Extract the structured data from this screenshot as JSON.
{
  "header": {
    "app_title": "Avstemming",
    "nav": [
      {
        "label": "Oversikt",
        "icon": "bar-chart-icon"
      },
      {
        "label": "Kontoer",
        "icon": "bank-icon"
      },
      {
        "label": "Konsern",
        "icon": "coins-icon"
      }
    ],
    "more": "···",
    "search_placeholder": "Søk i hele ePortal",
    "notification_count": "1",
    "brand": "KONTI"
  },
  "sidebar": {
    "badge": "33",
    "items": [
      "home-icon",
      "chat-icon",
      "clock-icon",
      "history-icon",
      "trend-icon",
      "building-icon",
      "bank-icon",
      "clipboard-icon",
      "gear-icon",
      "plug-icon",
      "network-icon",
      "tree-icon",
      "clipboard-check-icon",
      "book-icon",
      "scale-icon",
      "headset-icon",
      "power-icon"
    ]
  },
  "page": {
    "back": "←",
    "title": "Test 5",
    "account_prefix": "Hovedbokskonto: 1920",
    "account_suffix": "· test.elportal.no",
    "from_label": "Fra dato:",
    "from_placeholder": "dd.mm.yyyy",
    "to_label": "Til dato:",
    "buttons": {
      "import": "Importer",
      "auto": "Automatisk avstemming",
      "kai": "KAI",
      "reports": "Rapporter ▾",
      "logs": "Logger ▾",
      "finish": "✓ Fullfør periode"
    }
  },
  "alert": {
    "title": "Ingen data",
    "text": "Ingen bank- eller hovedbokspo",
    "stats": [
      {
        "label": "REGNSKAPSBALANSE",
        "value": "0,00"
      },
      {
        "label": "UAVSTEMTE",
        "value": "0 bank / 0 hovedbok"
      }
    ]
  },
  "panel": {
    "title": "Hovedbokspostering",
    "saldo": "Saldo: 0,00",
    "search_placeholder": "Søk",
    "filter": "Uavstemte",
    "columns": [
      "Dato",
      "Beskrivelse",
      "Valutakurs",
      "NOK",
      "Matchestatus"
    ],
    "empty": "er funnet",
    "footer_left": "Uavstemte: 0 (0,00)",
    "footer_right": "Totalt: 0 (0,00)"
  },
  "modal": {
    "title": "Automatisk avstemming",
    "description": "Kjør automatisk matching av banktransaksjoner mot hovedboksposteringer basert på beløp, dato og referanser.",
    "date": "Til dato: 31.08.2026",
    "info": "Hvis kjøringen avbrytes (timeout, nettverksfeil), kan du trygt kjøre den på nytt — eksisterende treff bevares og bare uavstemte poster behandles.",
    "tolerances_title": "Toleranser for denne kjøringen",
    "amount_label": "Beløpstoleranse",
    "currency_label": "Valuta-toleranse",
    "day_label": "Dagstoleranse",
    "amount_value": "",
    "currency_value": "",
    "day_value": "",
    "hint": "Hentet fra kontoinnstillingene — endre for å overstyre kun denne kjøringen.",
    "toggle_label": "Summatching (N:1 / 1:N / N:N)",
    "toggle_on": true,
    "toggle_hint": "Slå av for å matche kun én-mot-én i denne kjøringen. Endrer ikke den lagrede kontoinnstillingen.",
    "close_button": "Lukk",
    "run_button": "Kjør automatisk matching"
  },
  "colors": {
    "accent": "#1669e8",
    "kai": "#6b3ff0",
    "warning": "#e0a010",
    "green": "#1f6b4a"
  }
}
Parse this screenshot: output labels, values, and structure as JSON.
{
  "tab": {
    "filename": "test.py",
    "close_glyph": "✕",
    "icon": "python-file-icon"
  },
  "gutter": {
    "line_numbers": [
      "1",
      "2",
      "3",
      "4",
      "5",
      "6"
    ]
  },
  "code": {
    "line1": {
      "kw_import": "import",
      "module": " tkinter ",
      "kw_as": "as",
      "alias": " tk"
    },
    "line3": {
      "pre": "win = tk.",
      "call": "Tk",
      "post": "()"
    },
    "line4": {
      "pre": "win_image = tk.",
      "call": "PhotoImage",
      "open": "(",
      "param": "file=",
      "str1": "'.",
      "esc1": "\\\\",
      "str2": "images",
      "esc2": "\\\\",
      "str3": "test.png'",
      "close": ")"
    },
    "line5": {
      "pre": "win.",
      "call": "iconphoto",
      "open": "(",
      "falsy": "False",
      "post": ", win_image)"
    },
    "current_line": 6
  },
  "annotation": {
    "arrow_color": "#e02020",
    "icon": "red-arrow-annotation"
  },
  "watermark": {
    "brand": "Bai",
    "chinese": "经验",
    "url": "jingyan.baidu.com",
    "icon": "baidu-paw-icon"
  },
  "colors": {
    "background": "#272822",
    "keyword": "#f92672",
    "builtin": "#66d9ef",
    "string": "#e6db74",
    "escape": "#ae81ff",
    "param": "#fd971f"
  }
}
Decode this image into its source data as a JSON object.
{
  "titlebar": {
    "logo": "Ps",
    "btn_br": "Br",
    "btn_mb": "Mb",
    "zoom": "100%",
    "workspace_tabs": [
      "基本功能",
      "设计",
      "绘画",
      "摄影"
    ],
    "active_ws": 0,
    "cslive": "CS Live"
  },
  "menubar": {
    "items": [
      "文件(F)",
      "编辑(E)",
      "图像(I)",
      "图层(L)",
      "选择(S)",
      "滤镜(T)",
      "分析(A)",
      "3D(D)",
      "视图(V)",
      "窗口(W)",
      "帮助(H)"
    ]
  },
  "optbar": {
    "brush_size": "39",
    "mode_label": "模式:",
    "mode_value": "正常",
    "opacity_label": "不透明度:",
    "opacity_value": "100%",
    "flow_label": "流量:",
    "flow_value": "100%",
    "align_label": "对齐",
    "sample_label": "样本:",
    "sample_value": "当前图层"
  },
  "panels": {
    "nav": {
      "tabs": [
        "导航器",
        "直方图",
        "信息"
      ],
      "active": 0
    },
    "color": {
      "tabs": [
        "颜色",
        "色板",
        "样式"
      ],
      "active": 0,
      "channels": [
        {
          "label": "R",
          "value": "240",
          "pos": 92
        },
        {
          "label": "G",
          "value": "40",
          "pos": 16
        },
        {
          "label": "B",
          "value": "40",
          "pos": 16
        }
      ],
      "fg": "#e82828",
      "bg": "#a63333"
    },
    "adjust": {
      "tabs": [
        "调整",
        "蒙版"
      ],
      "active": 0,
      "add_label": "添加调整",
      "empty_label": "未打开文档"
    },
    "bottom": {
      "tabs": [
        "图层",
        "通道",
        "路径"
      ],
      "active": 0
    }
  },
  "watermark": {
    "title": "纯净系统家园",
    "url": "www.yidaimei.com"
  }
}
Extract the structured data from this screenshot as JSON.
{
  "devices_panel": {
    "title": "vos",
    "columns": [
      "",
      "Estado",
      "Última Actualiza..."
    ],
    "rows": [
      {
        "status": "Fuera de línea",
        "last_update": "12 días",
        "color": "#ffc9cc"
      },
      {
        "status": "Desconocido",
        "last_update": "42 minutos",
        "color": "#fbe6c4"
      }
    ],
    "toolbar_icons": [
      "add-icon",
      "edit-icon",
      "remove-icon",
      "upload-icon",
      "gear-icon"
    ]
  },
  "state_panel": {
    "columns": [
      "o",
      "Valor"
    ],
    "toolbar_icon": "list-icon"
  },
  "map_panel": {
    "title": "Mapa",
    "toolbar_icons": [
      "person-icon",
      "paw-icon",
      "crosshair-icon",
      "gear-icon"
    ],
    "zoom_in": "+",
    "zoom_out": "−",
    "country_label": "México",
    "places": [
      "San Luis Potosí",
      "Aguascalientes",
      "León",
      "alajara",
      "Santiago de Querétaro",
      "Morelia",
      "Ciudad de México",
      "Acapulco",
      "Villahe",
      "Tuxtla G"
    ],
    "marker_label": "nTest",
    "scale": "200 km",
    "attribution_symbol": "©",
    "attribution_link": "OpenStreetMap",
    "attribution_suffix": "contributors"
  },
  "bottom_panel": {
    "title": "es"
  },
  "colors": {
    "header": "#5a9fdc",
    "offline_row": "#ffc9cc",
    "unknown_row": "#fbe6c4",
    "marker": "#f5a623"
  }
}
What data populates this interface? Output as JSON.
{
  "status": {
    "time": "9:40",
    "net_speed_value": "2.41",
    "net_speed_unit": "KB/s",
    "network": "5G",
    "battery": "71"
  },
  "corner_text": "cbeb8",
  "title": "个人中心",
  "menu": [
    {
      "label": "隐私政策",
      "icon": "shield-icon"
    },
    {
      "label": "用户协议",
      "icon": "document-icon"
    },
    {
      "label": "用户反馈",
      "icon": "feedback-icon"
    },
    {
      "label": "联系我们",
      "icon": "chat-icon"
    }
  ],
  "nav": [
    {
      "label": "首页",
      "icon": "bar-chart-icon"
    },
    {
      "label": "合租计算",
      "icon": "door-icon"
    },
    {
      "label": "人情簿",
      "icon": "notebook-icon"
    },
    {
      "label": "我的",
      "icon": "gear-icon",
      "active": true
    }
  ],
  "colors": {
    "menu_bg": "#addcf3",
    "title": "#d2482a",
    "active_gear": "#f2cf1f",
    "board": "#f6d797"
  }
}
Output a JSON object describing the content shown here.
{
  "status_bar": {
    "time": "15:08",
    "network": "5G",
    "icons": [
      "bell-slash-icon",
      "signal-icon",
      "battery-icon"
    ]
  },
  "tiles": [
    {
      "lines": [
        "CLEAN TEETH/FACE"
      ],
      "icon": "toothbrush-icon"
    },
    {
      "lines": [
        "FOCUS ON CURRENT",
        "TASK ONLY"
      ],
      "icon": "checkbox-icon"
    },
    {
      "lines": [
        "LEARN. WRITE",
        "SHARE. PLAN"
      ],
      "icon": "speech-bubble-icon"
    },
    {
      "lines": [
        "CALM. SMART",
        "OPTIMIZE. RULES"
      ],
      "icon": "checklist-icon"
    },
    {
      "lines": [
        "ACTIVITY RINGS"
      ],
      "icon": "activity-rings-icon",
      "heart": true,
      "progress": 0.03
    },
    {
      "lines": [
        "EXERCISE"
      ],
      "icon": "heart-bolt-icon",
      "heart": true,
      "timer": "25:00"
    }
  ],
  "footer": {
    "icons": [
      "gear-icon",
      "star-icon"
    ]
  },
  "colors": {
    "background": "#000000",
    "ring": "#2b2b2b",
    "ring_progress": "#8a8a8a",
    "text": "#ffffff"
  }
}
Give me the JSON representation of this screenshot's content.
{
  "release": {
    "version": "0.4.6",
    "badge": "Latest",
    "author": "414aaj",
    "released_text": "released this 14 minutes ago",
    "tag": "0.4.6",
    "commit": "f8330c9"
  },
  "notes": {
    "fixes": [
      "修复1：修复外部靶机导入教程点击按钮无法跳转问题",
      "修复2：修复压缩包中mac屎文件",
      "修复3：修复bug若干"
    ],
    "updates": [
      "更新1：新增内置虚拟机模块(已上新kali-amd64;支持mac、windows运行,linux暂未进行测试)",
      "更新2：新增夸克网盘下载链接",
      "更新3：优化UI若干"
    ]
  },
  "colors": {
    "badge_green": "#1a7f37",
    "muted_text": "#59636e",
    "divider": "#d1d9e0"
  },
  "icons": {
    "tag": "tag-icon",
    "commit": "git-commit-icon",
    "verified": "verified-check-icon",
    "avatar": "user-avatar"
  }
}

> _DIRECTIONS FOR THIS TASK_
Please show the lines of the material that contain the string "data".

> _EXERCISE ANSWER_
Extract the structured data from this screenshot as JSON.
    "title": "Ingen data",
Decode this image into its source data as a JSON object.
Extract the structured data from this screenshot as JSON.
What data populates this interface? Output as JSON.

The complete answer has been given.